It's aimed at practitioners, and discusses the relation between many statistical concepts (like AIC and cross-validation).
AIC and BIC are approximations to other quantities under certain common but idealized scenarios. What's become clear over the last 20 years or so is that for most other scenarios those approximations are not nearly as good as other approximations, or just calculating the targeted values of interest.
So, for something like DL models, criteria such as AIC and BIC are less applicable. But what is confusing to me is why other information criteria aren't pursued more. There's literature on the asymptotic equivalence of cross-validation and certain information criteria, and CV has certain problems that those criteria overcome (I've been looking citations but Google thinks I'm spamming it or something).
I think part of the reason for the adoption of CV is a cultural one, to be honest, and due to historical quirks. Like bootstrapping and other empirical simulation methods, it has an appeal due to its relatively nonparametric nature. But there is a ton of mischaracterizations about CV (e.g., relative to bootstrapping) and its warts have been overlooked in general due to the position it has attained in applied settings.
There is also a huge gap between the literature on information criteria and the rest of statistics and applied data analysis. People tend to learn about AIC and BIC through certain standard sources, sources mostly pertaining to their initial derivation, or that follow the same line of reasoning. But there's other literature that derives AIC and BIC through other means, or approach them from other perspectives, and that literature tends to get ignored. As a result there's a lot of misleading statements that are made about each, even from talented individuals (e.g., that the rationale for BIC depends on Bayesianism, or that there is a true model under consideration), and a lot of advances in the area are totally ignored.

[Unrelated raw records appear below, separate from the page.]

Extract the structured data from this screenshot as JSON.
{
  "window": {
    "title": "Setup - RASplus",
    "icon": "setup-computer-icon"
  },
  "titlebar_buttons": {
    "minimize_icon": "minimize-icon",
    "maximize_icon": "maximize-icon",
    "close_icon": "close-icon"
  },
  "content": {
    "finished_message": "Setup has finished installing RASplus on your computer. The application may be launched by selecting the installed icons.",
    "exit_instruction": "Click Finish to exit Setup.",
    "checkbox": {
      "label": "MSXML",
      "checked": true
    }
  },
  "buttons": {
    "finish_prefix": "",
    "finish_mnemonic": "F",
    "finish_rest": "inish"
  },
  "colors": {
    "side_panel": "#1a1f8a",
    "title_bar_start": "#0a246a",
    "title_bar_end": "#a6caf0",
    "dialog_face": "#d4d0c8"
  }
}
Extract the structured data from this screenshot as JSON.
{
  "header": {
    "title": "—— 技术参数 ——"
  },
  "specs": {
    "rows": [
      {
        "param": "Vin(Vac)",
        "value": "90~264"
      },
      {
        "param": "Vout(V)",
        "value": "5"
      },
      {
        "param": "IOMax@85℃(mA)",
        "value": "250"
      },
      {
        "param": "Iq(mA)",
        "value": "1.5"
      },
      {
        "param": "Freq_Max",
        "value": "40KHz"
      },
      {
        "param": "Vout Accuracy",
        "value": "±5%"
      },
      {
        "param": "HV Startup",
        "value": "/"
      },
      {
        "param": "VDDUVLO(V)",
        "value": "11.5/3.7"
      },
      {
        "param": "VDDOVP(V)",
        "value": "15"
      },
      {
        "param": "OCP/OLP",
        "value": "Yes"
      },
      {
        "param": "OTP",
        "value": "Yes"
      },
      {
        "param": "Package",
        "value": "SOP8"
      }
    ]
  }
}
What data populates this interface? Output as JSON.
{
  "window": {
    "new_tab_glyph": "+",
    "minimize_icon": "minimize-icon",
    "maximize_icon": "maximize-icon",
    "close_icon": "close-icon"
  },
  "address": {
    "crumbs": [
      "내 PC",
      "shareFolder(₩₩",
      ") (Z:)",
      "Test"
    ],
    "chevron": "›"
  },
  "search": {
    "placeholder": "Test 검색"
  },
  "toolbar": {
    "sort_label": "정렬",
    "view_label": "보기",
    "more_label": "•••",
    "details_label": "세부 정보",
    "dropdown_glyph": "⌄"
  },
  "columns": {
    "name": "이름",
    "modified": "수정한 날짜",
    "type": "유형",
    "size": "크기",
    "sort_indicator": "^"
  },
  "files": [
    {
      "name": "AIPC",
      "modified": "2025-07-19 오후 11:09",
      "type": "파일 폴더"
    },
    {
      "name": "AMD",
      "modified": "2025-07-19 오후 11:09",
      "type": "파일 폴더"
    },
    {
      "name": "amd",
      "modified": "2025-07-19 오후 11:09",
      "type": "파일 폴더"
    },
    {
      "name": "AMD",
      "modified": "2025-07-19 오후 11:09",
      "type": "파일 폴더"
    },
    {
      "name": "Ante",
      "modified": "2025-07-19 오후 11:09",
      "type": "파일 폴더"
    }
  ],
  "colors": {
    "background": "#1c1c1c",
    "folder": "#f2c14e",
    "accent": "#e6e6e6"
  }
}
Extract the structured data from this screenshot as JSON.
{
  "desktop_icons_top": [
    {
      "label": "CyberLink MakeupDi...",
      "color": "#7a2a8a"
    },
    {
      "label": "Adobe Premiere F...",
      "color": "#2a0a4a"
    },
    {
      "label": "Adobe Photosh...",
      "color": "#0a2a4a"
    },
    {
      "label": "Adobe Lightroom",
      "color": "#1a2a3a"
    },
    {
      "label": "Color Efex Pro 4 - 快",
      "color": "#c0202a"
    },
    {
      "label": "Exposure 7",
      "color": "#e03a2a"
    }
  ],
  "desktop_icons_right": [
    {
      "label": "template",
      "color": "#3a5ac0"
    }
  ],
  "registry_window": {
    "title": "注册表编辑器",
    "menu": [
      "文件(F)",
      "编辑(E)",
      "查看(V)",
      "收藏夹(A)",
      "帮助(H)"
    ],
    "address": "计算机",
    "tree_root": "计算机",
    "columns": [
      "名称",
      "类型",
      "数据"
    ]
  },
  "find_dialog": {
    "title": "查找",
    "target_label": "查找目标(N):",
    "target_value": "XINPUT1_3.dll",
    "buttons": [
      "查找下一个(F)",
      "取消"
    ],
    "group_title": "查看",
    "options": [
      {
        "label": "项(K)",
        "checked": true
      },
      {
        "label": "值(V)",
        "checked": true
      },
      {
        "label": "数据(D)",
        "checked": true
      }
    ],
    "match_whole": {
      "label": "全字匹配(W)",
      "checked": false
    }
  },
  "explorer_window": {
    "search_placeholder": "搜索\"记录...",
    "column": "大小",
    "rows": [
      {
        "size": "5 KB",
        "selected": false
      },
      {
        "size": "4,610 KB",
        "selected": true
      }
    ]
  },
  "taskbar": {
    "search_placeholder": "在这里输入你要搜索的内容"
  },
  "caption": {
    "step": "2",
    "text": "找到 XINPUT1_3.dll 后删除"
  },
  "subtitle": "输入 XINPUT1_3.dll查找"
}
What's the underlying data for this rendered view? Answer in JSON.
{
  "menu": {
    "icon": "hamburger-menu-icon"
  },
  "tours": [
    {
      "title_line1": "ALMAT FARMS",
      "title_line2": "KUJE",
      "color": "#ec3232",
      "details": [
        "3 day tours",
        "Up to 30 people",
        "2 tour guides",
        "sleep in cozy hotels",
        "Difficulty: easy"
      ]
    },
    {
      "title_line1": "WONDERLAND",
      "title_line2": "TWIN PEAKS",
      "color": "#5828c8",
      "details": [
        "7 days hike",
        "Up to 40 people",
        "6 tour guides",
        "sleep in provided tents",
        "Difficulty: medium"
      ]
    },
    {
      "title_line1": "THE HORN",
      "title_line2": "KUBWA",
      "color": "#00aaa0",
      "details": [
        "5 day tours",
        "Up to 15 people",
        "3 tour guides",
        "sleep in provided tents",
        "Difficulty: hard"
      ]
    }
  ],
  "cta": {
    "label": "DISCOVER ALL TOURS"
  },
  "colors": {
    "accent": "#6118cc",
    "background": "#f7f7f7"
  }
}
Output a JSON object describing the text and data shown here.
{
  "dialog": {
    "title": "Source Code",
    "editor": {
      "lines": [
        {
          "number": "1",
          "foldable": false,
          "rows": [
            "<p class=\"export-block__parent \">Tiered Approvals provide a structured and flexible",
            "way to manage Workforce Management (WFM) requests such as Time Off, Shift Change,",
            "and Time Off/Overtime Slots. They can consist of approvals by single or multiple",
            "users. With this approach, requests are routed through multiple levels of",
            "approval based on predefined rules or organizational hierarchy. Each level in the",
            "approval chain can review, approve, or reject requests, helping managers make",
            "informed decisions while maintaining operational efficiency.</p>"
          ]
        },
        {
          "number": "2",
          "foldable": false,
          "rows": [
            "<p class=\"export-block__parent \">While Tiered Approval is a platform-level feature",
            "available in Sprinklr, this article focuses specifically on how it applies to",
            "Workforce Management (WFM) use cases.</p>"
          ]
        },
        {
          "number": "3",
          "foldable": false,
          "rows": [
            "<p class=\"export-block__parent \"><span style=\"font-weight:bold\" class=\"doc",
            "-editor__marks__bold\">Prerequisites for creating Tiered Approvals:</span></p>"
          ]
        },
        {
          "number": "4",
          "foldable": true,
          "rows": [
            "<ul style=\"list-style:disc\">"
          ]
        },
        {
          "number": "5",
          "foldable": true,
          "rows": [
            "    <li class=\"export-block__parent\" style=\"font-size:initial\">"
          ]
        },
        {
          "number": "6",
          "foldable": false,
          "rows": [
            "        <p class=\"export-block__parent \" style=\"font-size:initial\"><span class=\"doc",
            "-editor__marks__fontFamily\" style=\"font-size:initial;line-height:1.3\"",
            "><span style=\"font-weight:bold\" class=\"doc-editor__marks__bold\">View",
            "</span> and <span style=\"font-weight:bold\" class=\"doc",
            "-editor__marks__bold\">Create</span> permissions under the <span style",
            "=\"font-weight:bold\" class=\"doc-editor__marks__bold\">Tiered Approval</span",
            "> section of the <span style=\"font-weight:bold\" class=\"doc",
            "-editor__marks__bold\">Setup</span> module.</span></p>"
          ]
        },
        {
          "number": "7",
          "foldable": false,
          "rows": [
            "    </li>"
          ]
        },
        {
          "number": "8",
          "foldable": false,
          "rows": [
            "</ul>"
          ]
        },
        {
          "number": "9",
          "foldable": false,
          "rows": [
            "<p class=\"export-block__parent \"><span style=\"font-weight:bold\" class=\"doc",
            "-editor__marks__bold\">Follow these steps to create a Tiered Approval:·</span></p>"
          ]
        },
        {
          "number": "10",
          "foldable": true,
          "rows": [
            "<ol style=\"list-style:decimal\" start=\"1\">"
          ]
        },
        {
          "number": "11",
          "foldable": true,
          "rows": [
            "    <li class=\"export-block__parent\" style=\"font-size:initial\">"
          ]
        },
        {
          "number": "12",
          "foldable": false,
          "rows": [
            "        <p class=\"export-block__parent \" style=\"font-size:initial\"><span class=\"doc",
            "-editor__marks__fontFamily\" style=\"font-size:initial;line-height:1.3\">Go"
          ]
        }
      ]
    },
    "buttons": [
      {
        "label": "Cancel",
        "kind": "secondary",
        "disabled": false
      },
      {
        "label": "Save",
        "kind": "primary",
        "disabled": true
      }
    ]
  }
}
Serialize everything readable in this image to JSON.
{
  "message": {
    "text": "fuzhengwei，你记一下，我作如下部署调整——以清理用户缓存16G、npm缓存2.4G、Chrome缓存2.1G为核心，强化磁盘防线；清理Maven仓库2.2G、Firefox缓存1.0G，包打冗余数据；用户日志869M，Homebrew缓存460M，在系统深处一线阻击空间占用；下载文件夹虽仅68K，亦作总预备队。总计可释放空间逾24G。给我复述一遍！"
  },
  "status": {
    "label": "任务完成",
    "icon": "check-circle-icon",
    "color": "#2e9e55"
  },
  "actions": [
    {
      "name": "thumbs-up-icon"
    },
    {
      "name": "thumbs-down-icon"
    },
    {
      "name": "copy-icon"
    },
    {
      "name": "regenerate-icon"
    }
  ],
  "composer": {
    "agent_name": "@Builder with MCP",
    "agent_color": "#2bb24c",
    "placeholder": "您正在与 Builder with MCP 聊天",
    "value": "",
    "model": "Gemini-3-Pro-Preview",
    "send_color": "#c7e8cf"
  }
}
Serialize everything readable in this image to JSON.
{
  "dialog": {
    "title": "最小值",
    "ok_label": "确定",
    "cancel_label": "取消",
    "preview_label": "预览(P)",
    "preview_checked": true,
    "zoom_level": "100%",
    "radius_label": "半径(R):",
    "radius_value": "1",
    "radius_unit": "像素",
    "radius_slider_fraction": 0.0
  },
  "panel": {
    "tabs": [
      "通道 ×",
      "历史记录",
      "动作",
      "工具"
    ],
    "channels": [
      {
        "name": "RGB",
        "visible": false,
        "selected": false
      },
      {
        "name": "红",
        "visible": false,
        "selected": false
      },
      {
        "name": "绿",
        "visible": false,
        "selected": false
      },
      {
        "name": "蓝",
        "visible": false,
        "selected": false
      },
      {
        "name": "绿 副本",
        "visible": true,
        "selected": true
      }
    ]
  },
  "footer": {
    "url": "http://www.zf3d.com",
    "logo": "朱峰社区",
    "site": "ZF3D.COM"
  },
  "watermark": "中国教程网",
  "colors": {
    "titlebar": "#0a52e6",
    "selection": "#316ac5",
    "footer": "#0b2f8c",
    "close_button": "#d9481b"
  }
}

It's like there's two literatures, one attended to by people who are interested in information criteria, and another by people that "just want to understand AIC and BIC." It's confusing to me really, because I generally see some kind of trickle-down in other areas of statistics, but with information criteria, it's like there's an enormous gap.
AIC is controlled by the number of parameters and the quality of fit, but it is known in theory, as well as in practice that for many models, for example, neural networks, linear regression with additive iid Gaussian noise, the norm of the parameters matter more for prediction accuracy than the sheer number of parameters.
Not claiming that CV is the best model selection criteria, just listing out a few pluses for CV. The last word on model selection is yet to be spoken. It goes right to one of the core questions about model fitting and prediction.
How do you feel about stuff like the DIC and WAIC for machine learning and other "predictive" modeling?
About DIC and WAIC, etc. ... that's a huge topic for me.
There's a relatively well-cited result that shows that you can arbitrarily choose any penalty in an information criterion (i.e., penalty in the form -logL + penalty), as long as it meets certain weak conditions, and it will eventually work with big enough samples. So the issues of most importance are usually how selection accuracy increases with sample size, not its asymptotic performance. The leads to a certain hesitancy for me in terms of why I should pay attention to any particular IC.
Having said that, DIC and WAIC are pretty elegant in my mind, and I've been glad to see research on them.
Predictive scenarios aren't really my focus, although I've become much more interested in them the last couple of years for various reasons. Most of my work is in what might be thought of as unsupervised models.
Not the optimal reference, but a paper dealing with deriving AIC like this which I happen to have on my desk: Gelman & co 2014
On a separate note, AIC/BIC are prevalent in linear regression models because they are extremely well-behaved in comparison to some other models. This has generated enormous amounts of field-specific experimental literature. For instance, economists can form expectations for AIC/BIC measurements dependent on the study-type.
Additionally, we already have some decent tools for regularization (albeit model-dependent ones). Counting the nodes of a NN to establish an AIC may not lead to a proper understanding of the free parameters.
This wasn't meant to be an apologists take on why I'm not using AIC/BIC for model selection. If we're talking about "deep learning", then it's definitely a worthwhile goal to examine how to optimize network topologies. The link below mentions using reinforcement learning to learn architecture.
In principle it would be straightforward, right? AIC = 2k - 2ln(L). So set k = # weights + # biases, and use the log-likelihood as the objective function so you can just read off L from there.
I wonder if the reason why AIC is unpopular is that it's harder to explain to your boss than accuracy, precision, recall, or even proper scoring. This is perhaps more true now that statistical literacy in management increases -- the notion that you can't use training data to estimate performance is becoming popular. Now here comes a magic formula, calculated on the training set, that supposedly tells me how well the model will perform... that's not gonna fly in a lot of settings.
There's also the question of whether it even tells us what we want to know. AIC is an estimate of Kullback-Leibler information of a probability model, under somewhat-restrictive conditions . The question of "why don't we use AIC?" might be the same as the question of "why don't we use proper scoring rules? -- people want to know accuracy, so they just go ahead and estimate accuracy by brute-force resampling. I'm not saying it's right, but until people see tangible value in thinking about their models from a probabilistic perspective, they won't be motivated to do so.